A Time to Take Your Time
Being a pastoral musician, when it comes to the Liturgy of the Word I am drawn to the responsorial psalm appointed for each Sunday. Looking back to last year (Year A), the appointed psalm for the second Sunday of Advent was Psalm 72, with the refrain, “Justice shall flourish in his time, and fullness of peace forever.” This is a tough one to understand, being one of the kingship or messianic psalms, but at the core of its message is the description of a utopian or perfect society, where justice, peace, economic security, “flourish.” The enthronement of the king involves his holding responsibility to be the mediator, or ambassador of God’s restorative justice and blessing upon the people.

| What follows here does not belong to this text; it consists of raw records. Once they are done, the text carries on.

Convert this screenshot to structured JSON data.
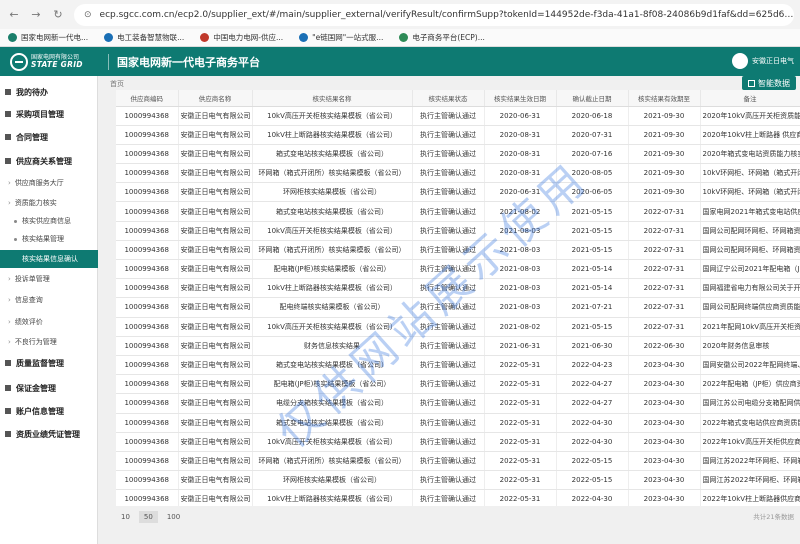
{
  "browser": {
    "url": "ecp.sgcc.com.cn/ecp2.0/supplier_ext/#/main/supplier_external/verifyResult/confirmSupp?tokenId=144952de-f3da-41a1-8f08-24086b9d1faf&dd=625d61d...",
    "bookmarks": [
      {
        "label": "国家电网新一代电...",
        "color": "#1b7f6b"
      },
      {
        "label": "电工装备智慧物联...",
        "color": "#1a6fb5"
      },
      {
        "label": "中国电力电网-供应...",
        "color": "#c0392b"
      },
      {
        "label": "\"e链国网\"一站式服...",
        "color": "#1a6fb5"
      },
      {
        "label": "电子商务平台(ECP)...",
        "color": "#2e8b57"
      }
    ]
  },
  "header": {
    "logo_cn": "国家电网有限公司",
    "logo_en": "STATE GRID",
    "title": "国家电网新一代电子商务平台",
    "user": "安徽正日电气"
  },
  "sidebar": {
    "items": [
      {
        "label": "我的待办",
        "kind": "main"
      },
      {
        "label": "采购项目管理",
        "kind": "main"
      },
      {
        "label": "合同管理",
        "kind": "main"
      },
      {
        "label": "供应商关系管理",
        "kind": "main"
      },
      {
        "label": "供应商服务大厅",
        "kind": "sub"
      },
      {
        "label": "资质能力核实",
        "kind": "sub"
      },
      {
        "label": "核实供应商信息",
        "kind": "sub2"
      },
      {
        "label": "核实结果管理",
        "kind": "sub2"
      },
      {
        "label": "核实结果信息确认",
        "kind": "active"
      },
      {
        "label": "投诉单管理",
        "kind": "sub"
      },
      {
        "label": "信息查询",
        "kind": "sub"
      },
      {
        "label": "绩效评价",
        "kind": "sub"
      },
      {
        "label": "不良行为管理",
        "kind": "sub"
      },
      {
        "label": "质量监督管理",
        "kind": "main"
      },
      {
        "label": "保证金管理",
        "kind": "main"
      },
      {
        "label": "账户信息管理",
        "kind": "main"
      },
      {
        "label": "资质业绩凭证管理",
        "kind": "main"
      }
    ]
  },
  "content": {
    "breadcrumb": "首页",
    "export_label": "智能数据",
    "columns": [
      "供应商编码",
      "供应商名称",
      "核实结果名称",
      "核实结果状态",
      "核实结果生效日期",
      "确认截止日期",
      "核实结果有效期至",
      "备注"
    ],
    "rows": [
      [
        "1000994368",
        "安徽正日电气有限公司",
        "10kV高压开关柜核实结果模板（省公司）",
        "执行主管确认通过",
        "2020-06-31",
        "2020-06-18",
        "2021-09-30",
        "2020年10kV高压开关柜资质能力"
      ],
      [
        "1000994368",
        "安徽正日电气有限公司",
        "10kV柱上断路器核实结果模板（省公司）",
        "执行主管确认通过",
        "2020-08-31",
        "2020-07-31",
        "2021-09-30",
        "2020年10kV柱上断路器 供应商资"
      ],
      [
        "1000994368",
        "安徽正日电气有限公司",
        "箱式变电站核实结果模板（省公司）",
        "执行主管确认通过",
        "2020-08-31",
        "2020-07-16",
        "2021-09-30",
        "2020年箱式变电站资质能力核实"
      ],
      [
        "1000994368",
        "安徽正日电气有限公司",
        "环网箱（箱式开闭所）核实结果模板（省公司）",
        "执行主管确认通过",
        "2020-08-31",
        "2020-08-05",
        "2021-09-30",
        "10kV环网柜、环网箱（箱式开闭"
      ],
      [
        "1000994368",
        "安徽正日电气有限公司",
        "环网柜核实结果模板（省公司）",
        "执行主管确认通过",
        "2020-06-31",
        "2020-06-05",
        "2021-09-30",
        "10kV环网柜、环网箱（箱式开闭"
      ],
      [
        "1000994368",
        "安徽正日电气有限公司",
        "箱式变电站核实结果模板（省公司）",
        "执行主管确认通过",
        "2021-08-02",
        "2021-05-15",
        "2022-07-31",
        "国家电网2021年箱式变电站供应商"
      ],
      [
        "1000994368",
        "安徽正日电气有限公司",
        "10kV高压开关柜核实结果模板（省公司）",
        "执行主管确认通过",
        "2021-08-03",
        "2021-05-15",
        "2022-07-31",
        "国网公司配网环网柜、环网箱资质"
      ],
      [
        "1000994368",
        "安徽正日电气有限公司",
        "环网箱（箱式开闭所）核实结果模板（省公司）",
        "执行主管确认通过",
        "2021-08-03",
        "2021-05-15",
        "2022-07-31",
        "国网公司配网环网柜、环网箱资质"
      ],
      [
        "1000994368",
        "安徽正日电气有限公司",
        "配电箱(JP柜)核实结果模板（省公司）",
        "执行主管确认通过",
        "2021-08-03",
        "2021-05-14",
        "2022-07-31",
        "国网辽宁公司2021年配电箱（JP柜"
      ],
      [
        "1000994368",
        "安徽正日电气有限公司",
        "10kV柱上断路器核实结果模板（省公司）",
        "执行主管确认通过",
        "2021-08-03",
        "2021-05-14",
        "2022-07-31",
        "国网福建省电力有限公司关于开展"
      ],
      [
        "1000994368",
        "安徽正日电气有限公司",
        "配电终端核实结果模板（省公司）",
        "执行主管确认通过",
        "2021-08-03",
        "2021-07-21",
        "2022-07-31",
        "国网公司配网终端供应商资质能力"
      ],
      [
        "1000994368",
        "安徽正日电气有限公司",
        "10kV高压开关柜核实结果模板（省公司）",
        "执行主管确认通过",
        "2021-08-02",
        "2021-05-15",
        "2022-07-31",
        "2021年配网10kV高压开关柜资质能"
      ],
      [
        "1000994368",
        "安徽正日电气有限公司",
        "财务信息核实结果",
        "执行主管确认通过",
        "2021-06-31",
        "2021-06-30",
        "2022-06-30",
        "2020年财务信息审核"
      ],
      [
        "1000994368",
        "安徽正日电气有限公司",
        "箱式变电站核实结果模板（省公司）",
        "执行主管确认通过",
        "2022-05-31",
        "2022-04-23",
        "2023-04-30",
        "国网安徽公司2022年配网终端、箱"
      ],
      [
        "1000994368",
        "安徽正日电气有限公司",
        "配电箱(JP柜)核实结果模板（省公司）",
        "执行主管确认通过",
        "2022-05-31",
        "2022-04-27",
        "2023-04-30",
        "2022年配电箱（JP柜）供应商资质"
      ],
      [
        "1000994368",
        "安徽正日电气有限公司",
        "电缆分支箱核实结果模板（省公司）",
        "执行主管确认通过",
        "2022-05-31",
        "2022-04-27",
        "2023-04-30",
        "国网江苏公司电缆分支箱配网供应"
      ],
      [
        "1000994368",
        "安徽正日电气有限公司",
        "箱式变电站核实结果模板（省公司）",
        "执行主管确认通过",
        "2022-05-31",
        "2022-04-30",
        "2023-04-30",
        "2022年箱式变电站供应商资质能力"
      ],
      [
        "1000994368",
        "安徽正日电气有限公司",
        "10kV高压开关柜核实结果模板（省公司）",
        "执行主管确认通过",
        "2022-05-31",
        "2022-04-30",
        "2023-04-30",
        "2022年10kV高压开关柜供应商资质"
      ],
      [
        "1000994368",
        "安徽正日电气有限公司",
        "环网箱（箱式开闭所）核实结果模板（省公司）",
        "执行主管确认通过",
        "2022-05-31",
        "2022-05-15",
        "2023-04-30",
        "国网江苏2022年环网柜、环网箱"
      ],
      [
        "1000994368",
        "安徽正日电气有限公司",
        "环网柜核实结果模板（省公司）",
        "执行主管确认通过",
        "2022-05-31",
        "2022-05-15",
        "2023-04-30",
        "国网江苏2022年环网柜、环网箱"
      ],
      [
        "1000994368",
        "安徽正日电气有限公司",
        "10kV柱上断路器核实结果模板（省公司）",
        "执行主管确认通过",
        "2022-05-31",
        "2022-04-30",
        "2023-04-30",
        "2022年10kV柱上断路器供应商资质"
      ]
    ],
    "page_sizes": [
      "10",
      "50",
      "100"
    ],
    "active_page_size": "50",
    "pager_info": "共计21条数据"
  },
  "watermark": "仅供网站展示使用"
}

Its connection with Advent and the birth of Jesus is clear as the psalm speaks to the earthly king to come, the long awaited Messiah. But what we celebrate during this season is a two-fold coming; we celebrate the historical birth of Jesus, but we also wait and ache for the coming of the messianic presence at the end of time. We believe the incarnation to be true indeed, but at the same time, we are still waiting. We wait for this justice and peace to be real and flourishing, and we believe that it will happen, as I paraphrased in my musical setting of this psalm, “In the time of God.” On the recorded track of this song (that appears on the CD collection, “Throughout All Time” from GIA Publications), the tempo, unintentionally, speeds up and rushes a bit. Now, most of that I would attribute to my adrenalin pumping up while playing the piano, but I would also like to assert (so it would seem intentional) that it signifies the excitement and anticipation of the season … well, I gave it a shot. Nice try, David.
Advent has always been a favorite time of year for me, because, I guess, I am always in a state of waiting – so this is most certainly my season! I also love this season because of the fact that it seems so impossible to celebrate in a culture where Christmas begins around Halloween! That may seem contradictory, but I am attracted to Advent because it is so subversive; it challenges us, if we quiet down our lives enough to hear the message, to, as Paul Simon would say, “slow down, you move too fast.” I should have thought about that and had a metronome next to me when I recorded the song.
Advent is NOT a mini or quasi Lent of some kind; it is not intended to be penitential in nature. It is a joyful time where we take our time to invest in what seems impossible so much of the time, a time when “justice shall flourish” and the “promise of peace” can seem to be just a little bit closer for us. What bookends this psalm in the readings appointed for this same Year A Second Sunday of Advent, is first, the Isaiah announcement (Isaiah 11: 1-10) that the “wolf shall be a guest of the lamb, and the leopard shall lie down with the kid; the calf and the young lion shall browse together,” where “there shall be no harm or ruin.” In the second reading (Romans 15: 4-9), Paul calls down a blessing upon us all from the “God of endurance and encouragement,” and then the gospel booms loudly (Matthew 3: 1-12) with the presentation of John the Baptist calling us to repentance, “for the kingdom of heaven is at hand!”
Regardless of the tempo; whether it be a rushed and hurried time during the days of Advent; or a calmer, more reflective time of pondering the final reign of God coming into our midst – let us be sure of one thing that is central to our faith – that God’s “justice shall flourish” and the “promise of peace” will be forever. (11.24.17)
David Haas is a widely published composer of liturgical music and author of several books on prayer and spirituality. Follow him on his Facebook page.